DATASET EXTRACT START
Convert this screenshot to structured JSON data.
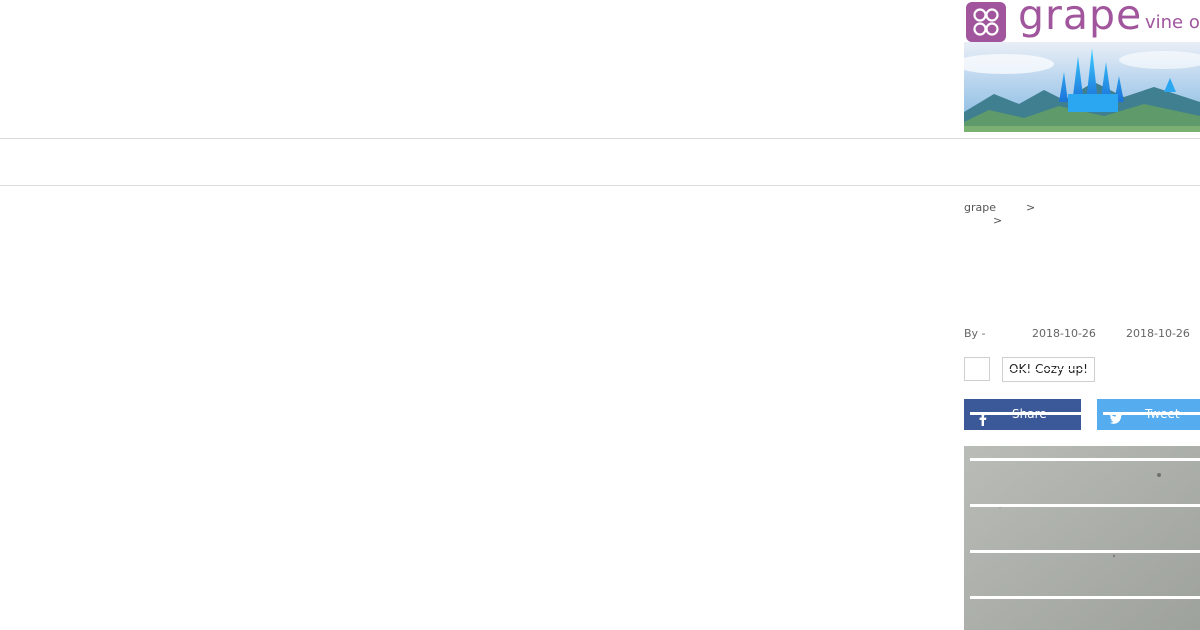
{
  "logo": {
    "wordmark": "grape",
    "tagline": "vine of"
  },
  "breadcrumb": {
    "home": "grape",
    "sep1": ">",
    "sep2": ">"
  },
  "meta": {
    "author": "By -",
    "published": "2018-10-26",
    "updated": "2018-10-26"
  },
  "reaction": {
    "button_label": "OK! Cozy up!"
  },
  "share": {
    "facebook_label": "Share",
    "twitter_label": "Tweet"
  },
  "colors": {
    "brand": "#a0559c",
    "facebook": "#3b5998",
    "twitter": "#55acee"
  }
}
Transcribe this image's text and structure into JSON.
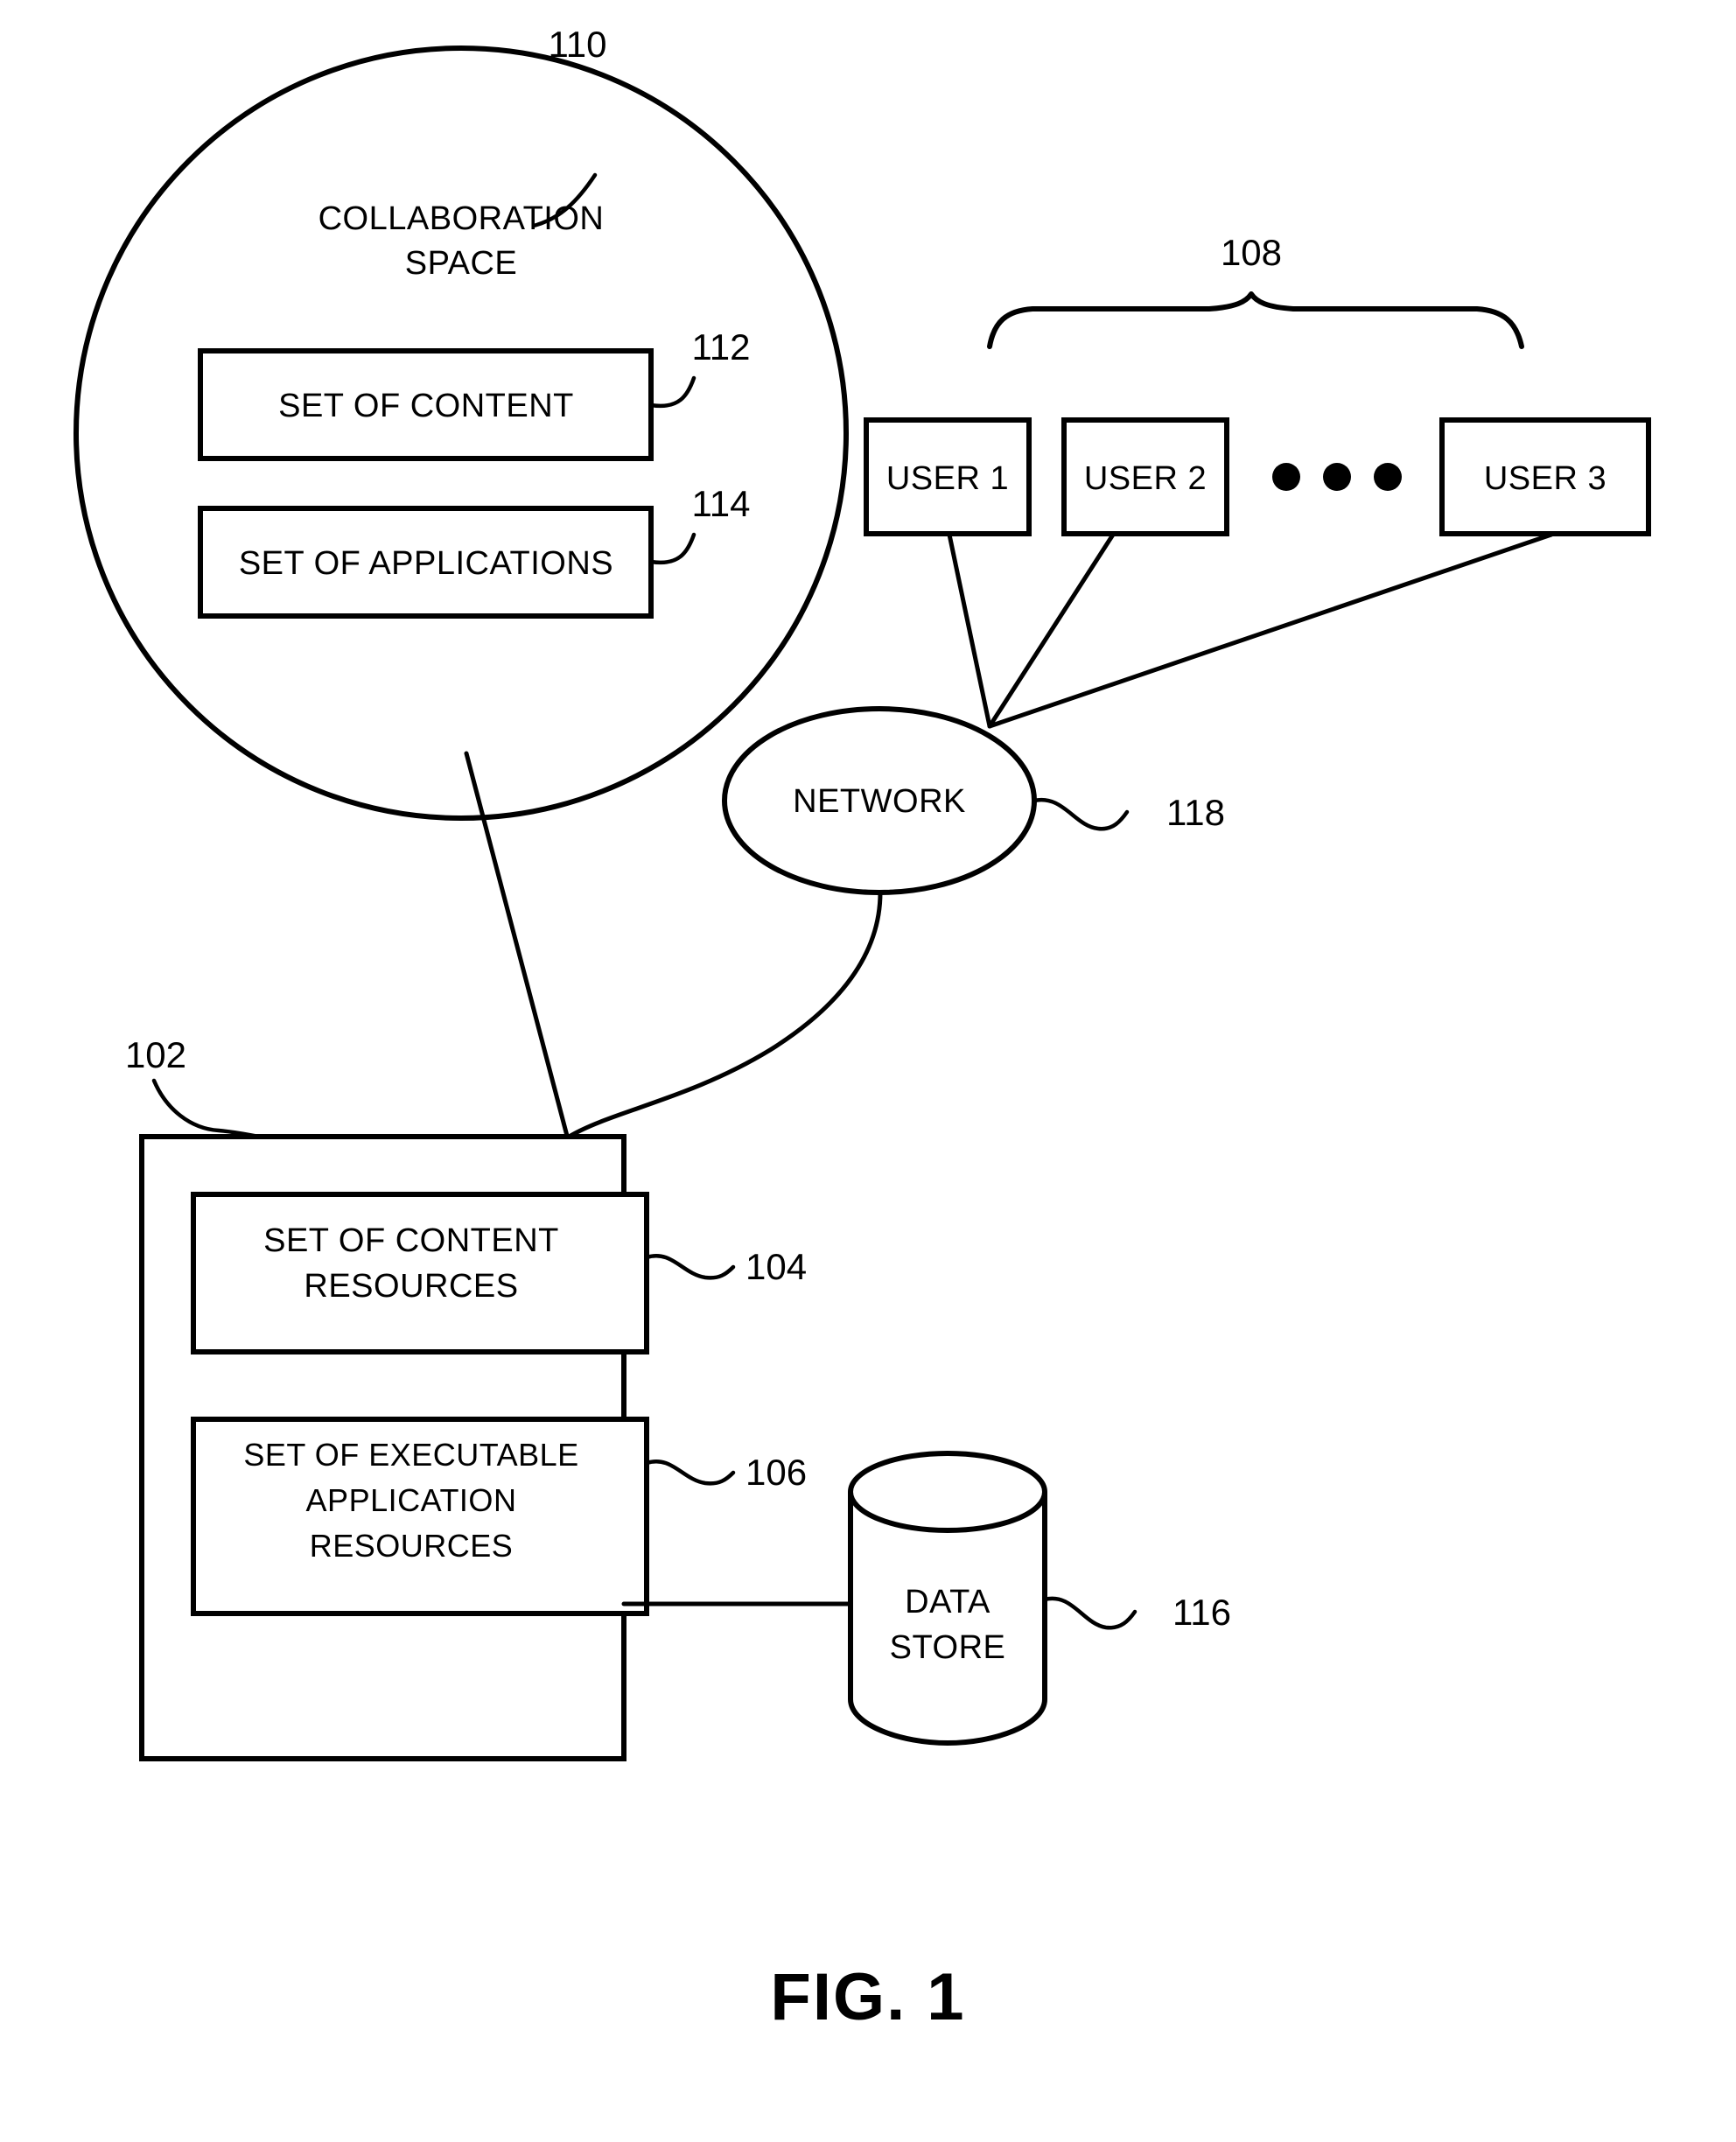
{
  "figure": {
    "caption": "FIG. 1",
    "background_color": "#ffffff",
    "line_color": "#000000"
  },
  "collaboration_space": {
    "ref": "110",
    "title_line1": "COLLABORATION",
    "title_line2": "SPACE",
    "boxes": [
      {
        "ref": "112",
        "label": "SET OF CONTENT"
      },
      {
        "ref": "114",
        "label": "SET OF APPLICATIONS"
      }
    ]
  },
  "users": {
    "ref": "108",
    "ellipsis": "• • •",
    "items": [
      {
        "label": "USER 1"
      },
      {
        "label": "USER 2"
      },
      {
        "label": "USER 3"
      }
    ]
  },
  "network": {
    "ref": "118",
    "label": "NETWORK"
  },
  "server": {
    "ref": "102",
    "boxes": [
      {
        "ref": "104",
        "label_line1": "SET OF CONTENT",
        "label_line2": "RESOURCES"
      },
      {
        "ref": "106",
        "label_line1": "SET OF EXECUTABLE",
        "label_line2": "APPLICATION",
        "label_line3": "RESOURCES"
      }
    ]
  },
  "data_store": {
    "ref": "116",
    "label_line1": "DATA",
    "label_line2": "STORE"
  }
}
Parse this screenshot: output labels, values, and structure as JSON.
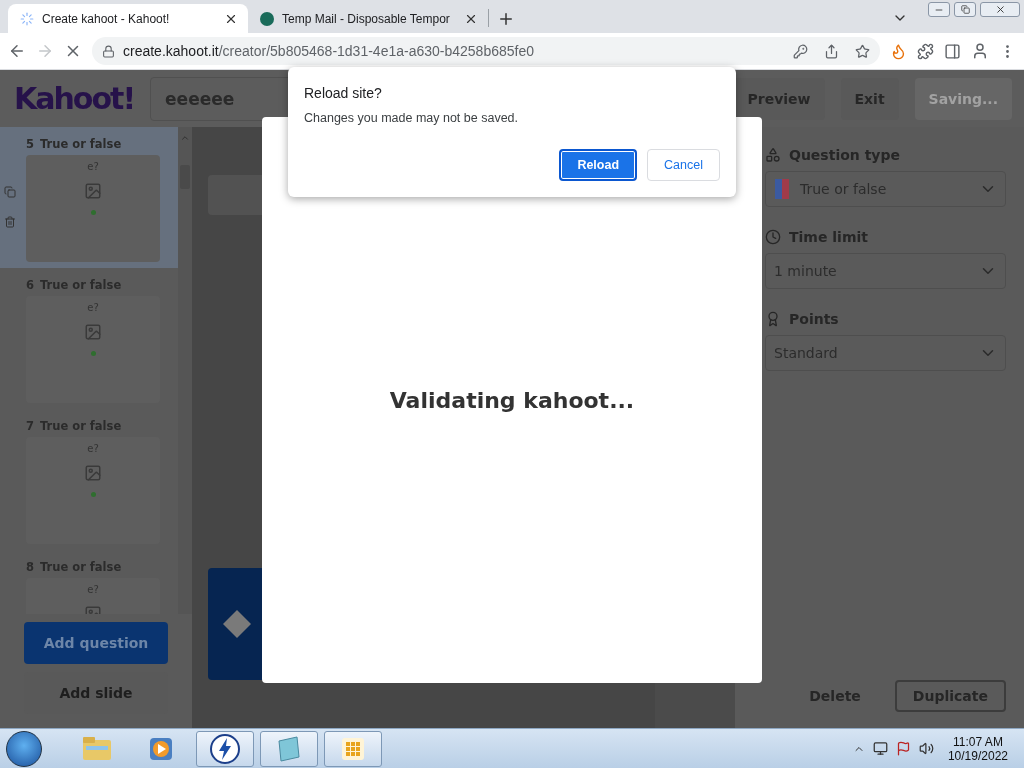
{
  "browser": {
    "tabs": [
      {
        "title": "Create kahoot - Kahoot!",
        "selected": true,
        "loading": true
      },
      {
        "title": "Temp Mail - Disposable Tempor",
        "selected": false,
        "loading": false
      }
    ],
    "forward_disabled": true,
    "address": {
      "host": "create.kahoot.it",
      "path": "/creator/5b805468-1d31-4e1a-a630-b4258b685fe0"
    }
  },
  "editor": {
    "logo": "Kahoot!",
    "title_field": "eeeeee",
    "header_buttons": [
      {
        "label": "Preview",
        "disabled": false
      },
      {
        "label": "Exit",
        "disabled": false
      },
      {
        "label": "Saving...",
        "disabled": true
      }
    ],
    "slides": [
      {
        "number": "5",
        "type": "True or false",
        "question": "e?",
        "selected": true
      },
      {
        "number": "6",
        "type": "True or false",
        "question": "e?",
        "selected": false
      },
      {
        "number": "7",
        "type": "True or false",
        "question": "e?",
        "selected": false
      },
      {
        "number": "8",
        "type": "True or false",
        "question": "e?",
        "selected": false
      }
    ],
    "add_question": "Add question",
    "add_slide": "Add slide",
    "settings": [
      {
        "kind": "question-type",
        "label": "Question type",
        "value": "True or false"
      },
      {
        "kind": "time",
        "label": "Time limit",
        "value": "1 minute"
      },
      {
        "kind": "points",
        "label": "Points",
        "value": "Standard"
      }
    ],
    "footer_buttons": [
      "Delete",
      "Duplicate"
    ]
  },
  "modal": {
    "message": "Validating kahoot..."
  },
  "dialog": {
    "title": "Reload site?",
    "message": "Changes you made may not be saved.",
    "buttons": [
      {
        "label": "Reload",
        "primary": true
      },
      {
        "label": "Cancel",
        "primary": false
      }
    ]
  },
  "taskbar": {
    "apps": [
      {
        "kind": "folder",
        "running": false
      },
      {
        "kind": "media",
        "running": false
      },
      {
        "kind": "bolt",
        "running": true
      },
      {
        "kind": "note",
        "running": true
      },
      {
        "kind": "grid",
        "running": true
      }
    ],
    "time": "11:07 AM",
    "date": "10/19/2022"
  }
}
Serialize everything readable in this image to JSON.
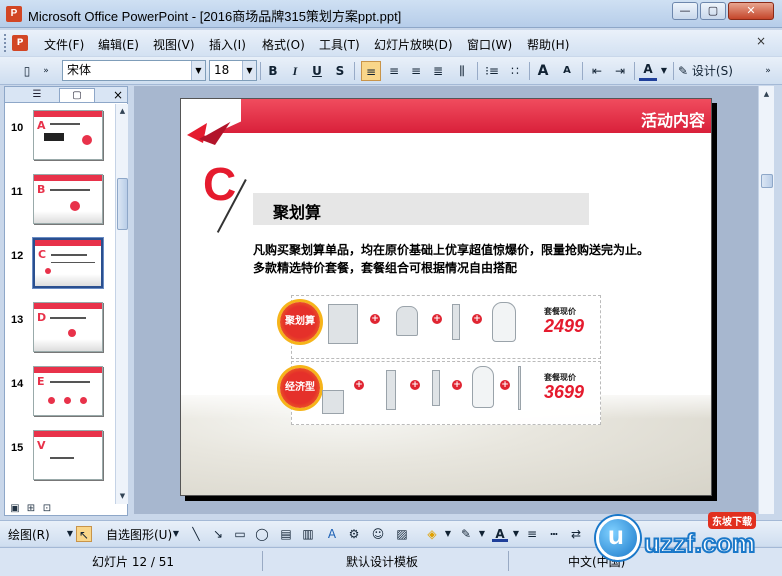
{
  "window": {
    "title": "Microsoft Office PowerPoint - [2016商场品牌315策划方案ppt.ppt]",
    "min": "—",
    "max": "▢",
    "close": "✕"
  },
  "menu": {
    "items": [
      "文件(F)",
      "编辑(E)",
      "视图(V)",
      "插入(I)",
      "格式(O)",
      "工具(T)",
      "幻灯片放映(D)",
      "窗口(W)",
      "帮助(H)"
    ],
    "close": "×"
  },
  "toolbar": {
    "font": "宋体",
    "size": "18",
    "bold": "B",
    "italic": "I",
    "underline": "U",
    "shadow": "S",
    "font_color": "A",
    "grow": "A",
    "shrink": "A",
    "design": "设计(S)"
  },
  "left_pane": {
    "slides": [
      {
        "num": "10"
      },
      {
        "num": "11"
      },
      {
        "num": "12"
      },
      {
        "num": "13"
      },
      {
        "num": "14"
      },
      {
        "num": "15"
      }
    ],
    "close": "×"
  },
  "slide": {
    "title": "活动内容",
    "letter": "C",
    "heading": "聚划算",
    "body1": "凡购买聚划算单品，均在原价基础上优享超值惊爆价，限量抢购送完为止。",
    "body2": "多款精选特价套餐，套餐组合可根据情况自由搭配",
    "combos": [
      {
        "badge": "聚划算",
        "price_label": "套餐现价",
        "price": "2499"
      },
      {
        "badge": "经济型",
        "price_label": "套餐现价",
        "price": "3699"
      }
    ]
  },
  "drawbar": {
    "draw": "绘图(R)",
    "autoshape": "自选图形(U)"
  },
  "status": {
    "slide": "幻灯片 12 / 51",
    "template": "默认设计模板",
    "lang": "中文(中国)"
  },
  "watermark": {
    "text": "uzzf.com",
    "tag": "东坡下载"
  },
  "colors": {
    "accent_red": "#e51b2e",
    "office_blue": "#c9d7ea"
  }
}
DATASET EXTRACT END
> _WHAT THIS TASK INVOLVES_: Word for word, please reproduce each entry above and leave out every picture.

> _TASK RESPONSE_:
Convert this screenshot to structured JSON data.
{
  "logo": {
    "wordmark": "grape",
    "tagline": "vine of"
  },
  "breadcrumb": {
    "home": "grape",
    "sep1": ">",
    "sep2": ">"
  },
  "meta": {
    "author": "By -",
    "published": "2018-10-26",
    "updated": "2018-10-26"
  },
  "reaction": {
    "button_label": "OK! Cozy up!"
  },
  "share": {
    "facebook_label": "Share",
    "twitter_label": "Tweet"
  },
  "colors": {
    "brand": "#a0559c",
    "facebook": "#3b5998",
    "twitter": "#55acee"
  }
}
Transcribe this image's text and structure into JSON.
{
  "figure": {
    "caption": "FIG. 1",
    "background_color": "#ffffff",
    "line_color": "#000000"
  },
  "collaboration_space": {
    "ref": "110",
    "title_line1": "COLLABORATION",
    "title_line2": "SPACE",
    "boxes": [
      {
        "ref": "112",
        "label": "SET OF CONTENT"
      },
      {
        "ref": "114",
        "label": "SET OF APPLICATIONS"
      }
    ]
  },
  "users": {
    "ref": "108",
    "ellipsis": "• • •",
    "items": [
      {
        "label": "USER 1"
      },
      {
        "label": "USER 2"
      },
      {
        "label": "USER 3"
      }
    ]
  },
  "network": {
    "ref": "118",
    "label": "NETWORK"
  },
  "server": {
    "ref": "102",
    "boxes": [
      {
        "ref": "104",
        "label_line1": "SET OF CONTENT",
        "label_line2": "RESOURCES"
      },
      {
        "ref": "106",
        "label_line1": "SET OF EXECUTABLE",
        "label_line2": "APPLICATION",
        "label_line3": "RESOURCES"
      }
    ]
  },
  "data_store": {
    "ref": "116",
    "label_line1": "DATA",
    "label_line2": "STORE"
  }
}
Parse this screenshot: output labels, values, and structure as JSON.
{
  "browser": {
    "tabs": [
      {
        "title": "Create kahoot - Kahoot!",
        "selected": true,
        "loading": true
      },
      {
        "title": "Temp Mail - Disposable Tempor",
        "selected": false,
        "loading": false
      }
    ],
    "forward_disabled": true,
    "address": {
      "host": "create.kahoot.it",
      "path": "/creator/5b805468-1d31-4e1a-a630-b4258b685fe0"
    }
  },
  "editor": {
    "logo": "Kahoot!",
    "title_field": "eeeeee",
    "header_buttons": [
      {
        "label": "Preview",
        "disabled": false
      },
      {
        "label": "Exit",
        "disabled": false
      },
      {
        "label": "Saving...",
        "disabled": true
      }
    ],
    "slides": [
      {
        "number": "5",
        "type": "True or false",
        "question": "e?",
        "selected": true
      },
      {
        "number": "6",
        "type": "True or false",
        "question": "e?",
        "selected": false
      },
      {
        "number": "7",
        "type": "True or false",
        "question": "e?",
        "selected": false
      },
      {
        "number": "8",
        "type": "True or false",
        "question": "e?",
        "selected": false
      }
    ],
    "add_question": "Add question",
    "add_slide": "Add slide",
    "settings": [
      {
        "kind": "question-type",
        "label": "Question type",
        "value": "True or false"
      },
      {
        "kind": "time",
        "label": "Time limit",
        "value": "1 minute"
      },
      {
        "kind": "points",
        "label": "Points",
        "value": "Standard"
      }
    ],
    "footer_buttons": [
      "Delete",
      "Duplicate"
    ]
  },
  "modal": {
    "message": "Validating kahoot..."
  },
  "dialog": {
    "title": "Reload site?",
    "message": "Changes you made may not be saved.",
    "buttons": [
      {
        "label": "Reload",
        "primary": true
      },
      {
        "label": "Cancel",
        "primary": false
      }
    ]
  },
  "taskbar": {
    "apps": [
      {
        "kind": "folder",
        "running": false
      },
      {
        "kind": "media",
        "running": false
      },
      {
        "kind": "bolt",
        "running": true
      },
      {
        "kind": "note",
        "running": true
      },
      {
        "kind": "grid",
        "running": true
      }
    ],
    "time": "11:07 AM",
    "date": "10/19/2022"
  }
}
Serialize everything readable in this image to JSON.
{
  "window": {
    "title": "Microsoft Office PowerPoint - [2016商场品牌315策划方案ppt.ppt]",
    "min": "—",
    "max": "▢",
    "close": "✕"
  },
  "menu": {
    "items": [
      "文件(F)",
      "编辑(E)",
      "视图(V)",
      "插入(I)",
      "格式(O)",
      "工具(T)",
      "幻灯片放映(D)",
      "窗口(W)",
      "帮助(H)"
    ],
    "close": "×"
  },
  "toolbar": {
    "font": "宋体",
    "size": "18",
    "bold": "B",
    "italic": "I",
    "underline": "U",
    "shadow": "S",
    "font_color": "A",
    "grow": "A",
    "shrink": "A",
    "design": "设计(S)"
  },
  "left_pane": {
    "slides": [
      {
        "num": "10"
      },
      {
        "num": "11"
      },
      {
        "num": "12"
      },
      {
        "num": "13"
      },
      {
        "num": "14"
      },
      {
        "num": "15"
      }
    ],
    "close": "×"
  },
  "slide": {
    "title": "活动内容",
    "letter": "C",
    "heading": "聚划算",
    "body1": "凡购买聚划算单品，均在原价基础上优享超值惊爆价，限量抢购送完为止。",
    "body2": "多款精选特价套餐，套餐组合可根据情况自由搭配",
    "combos": [
      {
        "badge": "聚划算",
        "price_label": "套餐现价",
        "price": "2499"
      },
      {
        "badge": "经济型",
        "price_label": "套餐现价",
        "price": "3699"
      }
    ]
  },
  "drawbar": {
    "draw": "绘图(R)",
    "autoshape": "自选图形(U)"
  },
  "status": {
    "slide": "幻灯片 12 / 51",
    "template": "默认设计模板",
    "lang": "中文(中国)"
  },
  "watermark": {
    "text": "uzzf.com",
    "tag": "东坡下载"
  },
  "colors": {
    "accent_red": "#e51b2e",
    "office_blue": "#c9d7ea"
  }
}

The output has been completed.